Additionally, Phase I included constructing auxiliary lanes on both the northbound and southbound Van Wyck between the Grand Central Parkway and Main Street and provided a dedicated exit lane southbound to Hillside Avenue.

Phase II project widened the northbound Van Wyck Expressway to three lanes and replaced the one-lane entrance ramp connecting the Jackie Robinson Parkway and Union Turnpike with the northbound Van Wyck Expressway with a new two-lane ramp.

Expanding Mass-Transit Capacity to Meet Projected Growth

The Governor’s vision plan calls for consideration of two ways to improve rail mass transit to JFK in response to the dramatic growth of the number of passengers at JFK.

Step 1: Expand JFK AirTrain

Increase the capacity from two to four cars per train and increase its frequency.

These changes would allow the AirTrain to roughly double its capacity and handle more than 40 million passengers annually.

Improve the east of connection from the Subway or LIRR by top-to-bottom rebuild of interconnections at Jamaica and Sutphin Blvd – Completely overhaul the subway and Long Island Railroad connection to the JFK AirTrain.

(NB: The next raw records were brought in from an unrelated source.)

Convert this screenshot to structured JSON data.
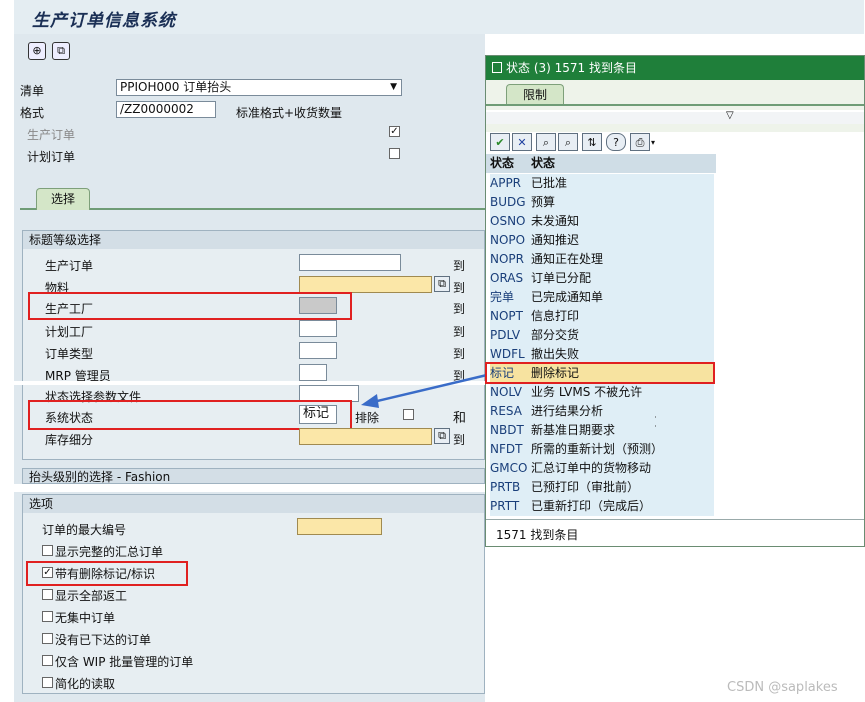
{
  "app": {
    "title": "生产订单信息系统"
  },
  "toolbar": {
    "execute_icon": "⊕",
    "variant_icon": "⧉"
  },
  "header": {
    "list_label": "清单",
    "list_value": "PPIOH000 订单抬头",
    "format_label": "格式",
    "format_value": "/ZZ0000002",
    "format_desc": "标准格式+收货数量",
    "prod_order_label": "生产订单",
    "planned_order_label": "计划订单"
  },
  "tabs": {
    "selection": "选择"
  },
  "selection_group": {
    "title": "标题等级选择",
    "rows": [
      {
        "label": "生产订单",
        "value": "",
        "to": "到"
      },
      {
        "label": "物料",
        "value": "",
        "to": "到"
      },
      {
        "label": "生产工厂",
        "value": "",
        "to": "到"
      },
      {
        "label": "计划工厂",
        "value": "",
        "to": "到"
      },
      {
        "label": "订单类型",
        "value": "",
        "to": "到"
      },
      {
        "label": "MRP 管理员",
        "value": "",
        "to": "到"
      },
      {
        "label": "状态选择参数文件",
        "value": "",
        "to": ""
      },
      {
        "label": "系统状态",
        "value": "标记",
        "to": "和"
      },
      {
        "label": "库存细分",
        "value": "",
        "to": "到"
      }
    ],
    "exclude_label": "排除"
  },
  "fashion_group": {
    "title": "抬头级别的选择 - Fashion"
  },
  "options_group": {
    "title": "选项",
    "max_orders_label": "订单的最大编号",
    "checkboxes": [
      {
        "label": "显示完整的汇总订单",
        "checked": false
      },
      {
        "label": "带有删除标记/标识",
        "checked": true
      },
      {
        "label": "显示全部返工",
        "checked": false
      },
      {
        "label": "无集中订单",
        "checked": false
      },
      {
        "label": "没有已下达的订单",
        "checked": false
      },
      {
        "label": "仅含 WIP 批量管理的订单",
        "checked": false
      },
      {
        "label": "简化的读取",
        "checked": false
      }
    ]
  },
  "popup": {
    "title": "状态 (3) 1571 找到条目",
    "tab": "限制",
    "col_code": "状态",
    "col_desc": "状态",
    "rows": [
      {
        "code": "APPR",
        "desc": "已批准"
      },
      {
        "code": "BUDG",
        "desc": "预算"
      },
      {
        "code": "OSNO",
        "desc": "未发通知"
      },
      {
        "code": "NOPO",
        "desc": "通知推迟"
      },
      {
        "code": "NOPR",
        "desc": "通知正在处理"
      },
      {
        "code": "ORAS",
        "desc": "订单已分配"
      },
      {
        "code": "完单",
        "desc": "已完成通知单"
      },
      {
        "code": "NOPT",
        "desc": "信息打印"
      },
      {
        "code": "PDLV",
        "desc": "部分交货"
      },
      {
        "code": "WDFL",
        "desc": "撤出失败"
      },
      {
        "code": "标记",
        "desc": "删除标记"
      },
      {
        "code": "NOLV",
        "desc": "业务 LVMS 不被允许"
      },
      {
        "code": "RESA",
        "desc": "进行结果分析"
      },
      {
        "code": "NBDT",
        "desc": "新基准日期要求"
      },
      {
        "code": "NFDT",
        "desc": "所需的重新计划（预测）"
      },
      {
        "code": "GMCO",
        "desc": "汇总订单中的货物移动"
      },
      {
        "code": "PRTB",
        "desc": "已预打印（审批前）"
      },
      {
        "code": "PRTT",
        "desc": "已重新打印（完成后）"
      }
    ],
    "footer": "1571 找到条目"
  },
  "watermark": "CSDN @saplakes"
}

These improvements would include essential modern amenities such as high-performance elevators and escalators, charging stations and expanded walkways.

A modernized mezzanine will create simpler navigation and smoother transfers to the AirTrain including improved wayfinding and LED flight status screens.

Step 2: Explore the feasibility of one seat ride to JFK 

JFK is one of the only major airports in the world that does not offer travelers a one seat ride from its city center.

Therefore, the panel recommends that the MTA and its partners jointly explore the feasibility of a one-seat ride to JFK.

(Courtesy of the Governor’s Press Office)
(Courtesy of the Governor’s Press Office)

TWA Flight Center Hotel at JFK

The TWA Flight Center hotel is on track for an early 2019 completion, with excavation, concrete slab work, and reinforcing steel installation all underway following the groundbreaking in December 2016.

The TWA Flight Center will create a 500 room on-airport hotel at JFK, through adaptive reuse of the historic Saarinen TWA terminal, and provide a world class facility for the nation’s premier international gateway.

JFK Airport is a vital regional economic engine that served a record 59 million passengers in 2016 and supported more than 285,000 jobs last year. JFK passenger volumes have continued to grow, with 23.1 million passengers through May, up 1.4 percent versus the comparable prior year period, and keeping JFK on track to serve approximately 60.5 million passengers in 2017.

The number of passengers at JFK is expected to grow dramatically over the next several decades – to 75 million by 2030 and 100 million passengers by 2050. The current JFK will reach capacity by the mid-2020s. For each million passengers that JFK fails to accommodate, the region loses approximately $140 million in wages, $400 million in sales, and 2,500 jobs.